Search the material for the string "ilgili" and copy each line where it occurs.

"""

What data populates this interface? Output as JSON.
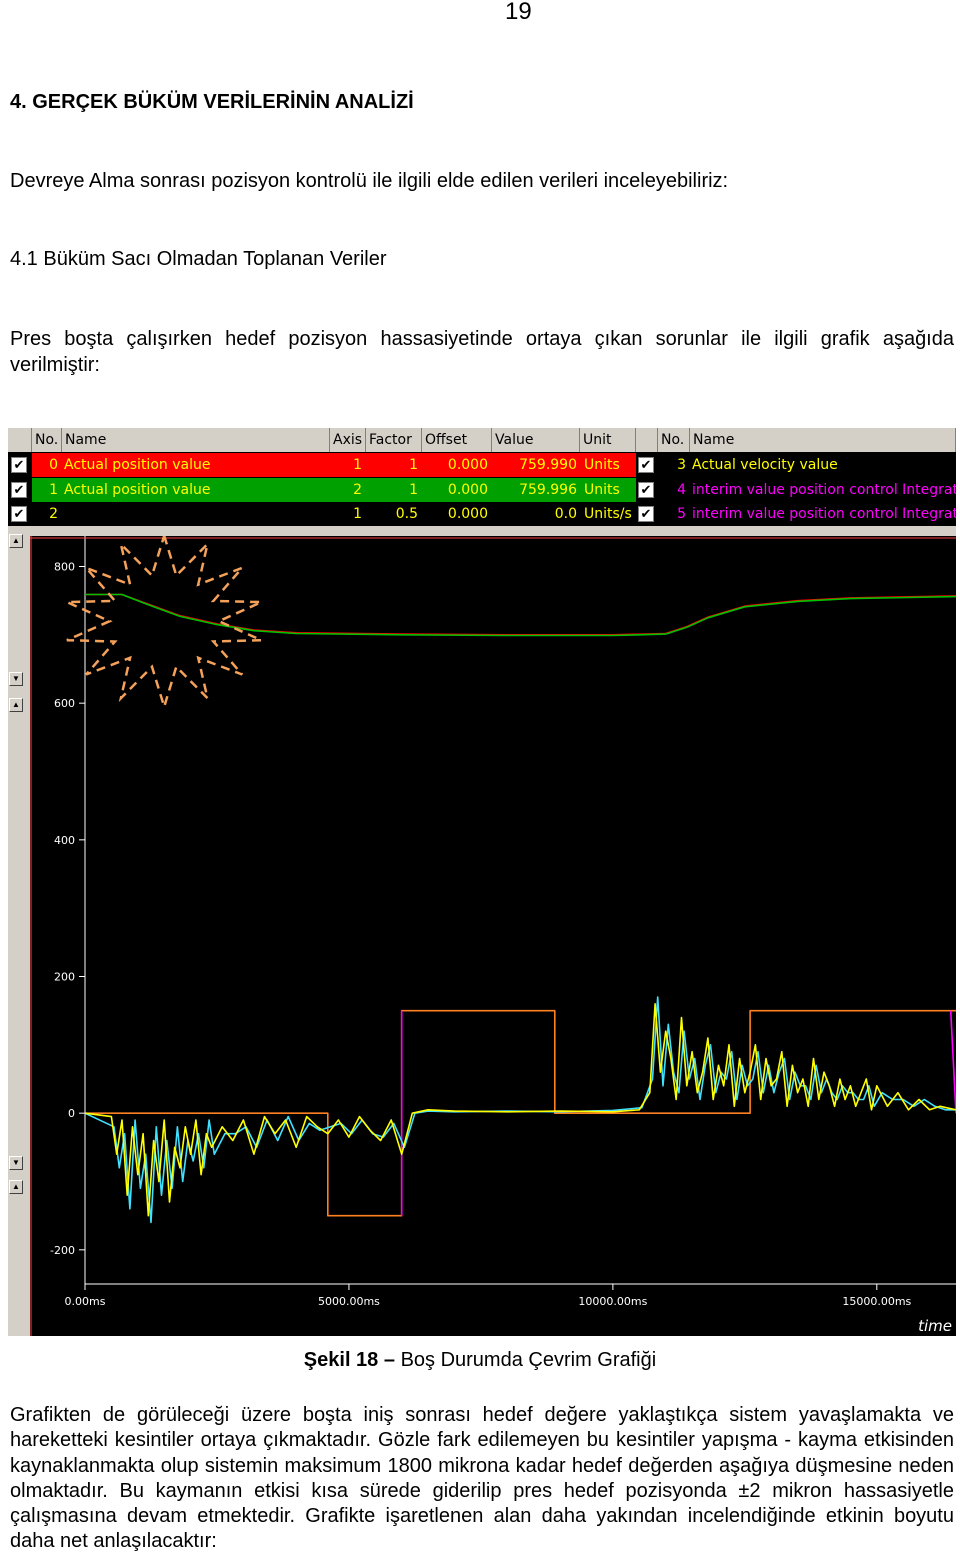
{
  "page_number": "19",
  "heading_main": "4. GERÇEK BÜKÜM VERİLERİNİN ANALİZİ",
  "intro_text": "Devreye Alma sonrası pozisyon kontrolü ile ilgili elde edilen verileri inceleyebiliriz:",
  "heading_sub": "4.1 Büküm Sacı Olmadan Toplanan Veriler",
  "para_before": "Pres boşta çalışırken hedef pozisyon hassasiyetinde ortaya çıkan sorunlar ile ilgili grafik aşağıda verilmiştir:",
  "scope": {
    "headers_left": [
      "No.",
      "Name",
      "Axis",
      "Factor",
      "Offset",
      "Value",
      "Unit"
    ],
    "headers_right": [
      "No.",
      "Name"
    ],
    "rows": [
      {
        "no": "0",
        "name": "Actual position value",
        "axis": "1",
        "factor": "1",
        "offset": "0.000",
        "value": "759.990",
        "unit": "Units",
        "bg": "#ff0000",
        "color": "#ffff00"
      },
      {
        "no": "1",
        "name": "Actual position value",
        "axis": "2",
        "factor": "1",
        "offset": "0.000",
        "value": "759.996",
        "unit": "Units",
        "bg": "#00a000",
        "color": "#ffff00"
      },
      {
        "no": "2",
        "name": "",
        "axis": "1",
        "factor": "0.5",
        "offset": "0.000",
        "value": "0.0",
        "unit": "Units/s",
        "bg": "#000000",
        "color": "#ffff00"
      }
    ],
    "rows_right": [
      {
        "no": "3",
        "name": "Actual velocity value",
        "color": "#ffff00"
      },
      {
        "no": "4",
        "name": "interim value position control Integrator",
        "color": "#ff00ff"
      },
      {
        "no": "5",
        "name": "interim value position control Integrator",
        "color": "#ff00ff"
      }
    ],
    "time_label": "time"
  },
  "chart_data": {
    "type": "line",
    "title": "",
    "xlabel": "time",
    "ylabel": "",
    "xlim": [
      0,
      16500
    ],
    "ylim": [
      -250,
      830
    ],
    "x_ticks": [
      "0.00ms",
      "5000.00ms",
      "10000.00ms",
      "15000.00ms"
    ],
    "x_tick_values": [
      0,
      5000,
      10000,
      15000
    ],
    "y_ticks": [
      "800",
      "600",
      "400",
      "200",
      "0",
      "-200"
    ],
    "y_tick_values": [
      800,
      600,
      400,
      200,
      0,
      -200
    ],
    "grid": false,
    "legend": "table-top",
    "series": [
      {
        "name": "Actual position value",
        "color": "#ff0000",
        "x": [
          0,
          700,
          1200,
          1800,
          2500,
          3200,
          4000,
          6000,
          8000,
          10000,
          11000,
          11400,
          11800,
          12500,
          13500,
          14500,
          16500
        ],
        "y": [
          759,
          759,
          745,
          728,
          716,
          707,
          703,
          701,
          700,
          700,
          702,
          712,
          726,
          742,
          750,
          754,
          757
        ]
      },
      {
        "name": "Actual position value",
        "color": "#00c000",
        "x": [
          0,
          700,
          1200,
          1800,
          2500,
          3200,
          4000,
          6000,
          8000,
          10000,
          11000,
          11400,
          11800,
          12500,
          13500,
          14500,
          16500
        ],
        "y": [
          759,
          759,
          744,
          727,
          715,
          706,
          702,
          700,
          699,
          699,
          701,
          711,
          725,
          741,
          749,
          753,
          756
        ]
      },
      {
        "name": "Actual velocity value",
        "color": "#ffff00",
        "x": [
          0,
          500,
          600,
          700,
          800,
          900,
          1000,
          1100,
          1200,
          1300,
          1400,
          1500,
          1600,
          1700,
          1800,
          1900,
          2000,
          2100,
          2200,
          2300,
          2400,
          2600,
          2800,
          3000,
          3200,
          3400,
          3600,
          3800,
          4000,
          4200,
          4400,
          4600,
          4800,
          5000,
          5200,
          5400,
          5600,
          5800,
          6000,
          6200,
          6500,
          7000,
          8000,
          9000,
          10000,
          10500,
          10700,
          10800,
          10900,
          11000,
          11100,
          11200,
          11300,
          11400,
          11500,
          11600,
          11700,
          11800,
          11900,
          12000,
          12100,
          12200,
          12300,
          12400,
          12500,
          12600,
          12700,
          12800,
          12900,
          13000,
          13100,
          13200,
          13300,
          13400,
          13500,
          13600,
          13700,
          13800,
          13900,
          14000,
          14100,
          14200,
          14300,
          14400,
          14500,
          14600,
          14700,
          14800,
          14900,
          15000,
          15200,
          15400,
          15600,
          15800,
          16000,
          16200,
          16500
        ],
        "y": [
          0,
          -5,
          -60,
          -10,
          -120,
          -20,
          -90,
          -30,
          -150,
          -40,
          -100,
          -10,
          -130,
          -50,
          -80,
          -20,
          -60,
          -10,
          -90,
          -30,
          -50,
          -20,
          -40,
          -10,
          -60,
          -5,
          -30,
          -10,
          -50,
          -5,
          -20,
          -30,
          -10,
          -35,
          -5,
          -25,
          -40,
          -10,
          -60,
          0,
          5,
          3,
          2,
          3,
          2,
          5,
          30,
          160,
          60,
          120,
          80,
          20,
          140,
          40,
          90,
          30,
          60,
          110,
          20,
          70,
          40,
          100,
          10,
          80,
          30,
          60,
          100,
          20,
          80,
          40,
          50,
          90,
          10,
          70,
          30,
          50,
          10,
          80,
          20,
          60,
          40,
          10,
          50,
          20,
          40,
          10,
          30,
          50,
          5,
          40,
          10,
          30,
          5,
          20,
          5,
          10,
          5
        ]
      },
      {
        "name": "Actual velocity value",
        "color": "#40e0ff",
        "x": [
          0,
          550,
          650,
          750,
          850,
          950,
          1050,
          1150,
          1250,
          1350,
          1450,
          1550,
          1650,
          1750,
          1850,
          1950,
          2050,
          2150,
          2250,
          2350,
          2450,
          2650,
          2850,
          3050,
          3250,
          3450,
          3650,
          3850,
          4050,
          4250,
          4450,
          4650,
          4850,
          5050,
          5250,
          5450,
          5650,
          5850,
          6050,
          6250,
          6500,
          7000,
          8000,
          9000,
          10000,
          10550,
          10750,
          10850,
          10950,
          11050,
          11150,
          11250,
          11350,
          11450,
          11550,
          11650,
          11750,
          11850,
          11950,
          12050,
          12150,
          12250,
          12350,
          12450,
          12550,
          12650,
          12750,
          12850,
          12950,
          13050,
          13150,
          13250,
          13350,
          13450,
          13550,
          13650,
          13750,
          13850,
          13950,
          14050,
          14150,
          14250,
          14350,
          14450,
          14550,
          14650,
          14750,
          14850,
          14950,
          15100,
          15300,
          15500,
          15700,
          15900,
          16100,
          16300,
          16500
        ],
        "y": [
          0,
          -20,
          -80,
          -30,
          -140,
          -10,
          -110,
          -60,
          -160,
          -20,
          -120,
          -40,
          -110,
          -20,
          -100,
          -40,
          -70,
          -30,
          -80,
          -10,
          -60,
          -30,
          -30,
          -20,
          -50,
          -10,
          -40,
          -5,
          -40,
          -15,
          -25,
          -20,
          -15,
          -30,
          -10,
          -30,
          -35,
          -15,
          -50,
          0,
          3,
          2,
          3,
          2,
          4,
          8,
          50,
          170,
          40,
          130,
          60,
          30,
          120,
          50,
          80,
          20,
          70,
          100,
          30,
          60,
          50,
          90,
          20,
          70,
          40,
          50,
          90,
          30,
          70,
          30,
          60,
          80,
          20,
          60,
          40,
          40,
          20,
          70,
          30,
          50,
          30,
          20,
          40,
          30,
          30,
          20,
          20,
          40,
          10,
          30,
          20,
          20,
          10,
          20,
          10,
          5,
          5
        ]
      },
      {
        "name": "interim value position control Integrator",
        "color": "#ff8020",
        "x": [
          0,
          4600,
          4600,
          6000,
          6000,
          8900,
          8900,
          12600,
          12600,
          16500
        ],
        "y": [
          0,
          0,
          -150,
          -150,
          150,
          150,
          0,
          0,
          150,
          150
        ]
      },
      {
        "name": "interim value position control Integrator",
        "color": "#ff00ff",
        "x": [
          0,
          5999,
          6000,
          6000,
          6001,
          16400,
          16400,
          16500
        ],
        "y": [
          null,
          null,
          -150,
          150,
          null,
          null,
          150,
          0
        ]
      }
    ]
  },
  "caption_label": "Şekil 18",
  "caption_dash": "–",
  "caption_text": "Boş Durumda Çevrim Grafiği",
  "para_after": "Grafikten de görüleceği üzere boşta iniş sonrası hedef değere yaklaştıkça sistem yavaşlamakta ve hareketteki kesintiler ortaya çıkmaktadır. Gözle fark edilemeyen bu kesintiler yapışma - kayma etkisinden kaynaklanmakta olup sistemin maksimum 1800 mikrona kadar hedef değerden aşağıya düşmesine neden olmaktadır. Bu kaymanın etkisi kısa sürede giderilip pres hedef pozisyonda ±2 mikron hassasiyetle çalışmasına devam etmektedir. Grafikte işaretlenen alan daha yakından incelendiğinde etkinin boyutu daha net anlaşılacaktır:"
}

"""

• [TASK RESPONSE]:
  "intro_text": "Devreye Alma sonrası pozisyon kontrolü ile ilgili elde edilen verileri inceleyebiliriz:",
  "para_before": "Pres boşta çalışırken hedef pozisyon hassasiyetinde ortaya çıkan sorunlar ile ilgili grafik aşağıda verilmiştir:",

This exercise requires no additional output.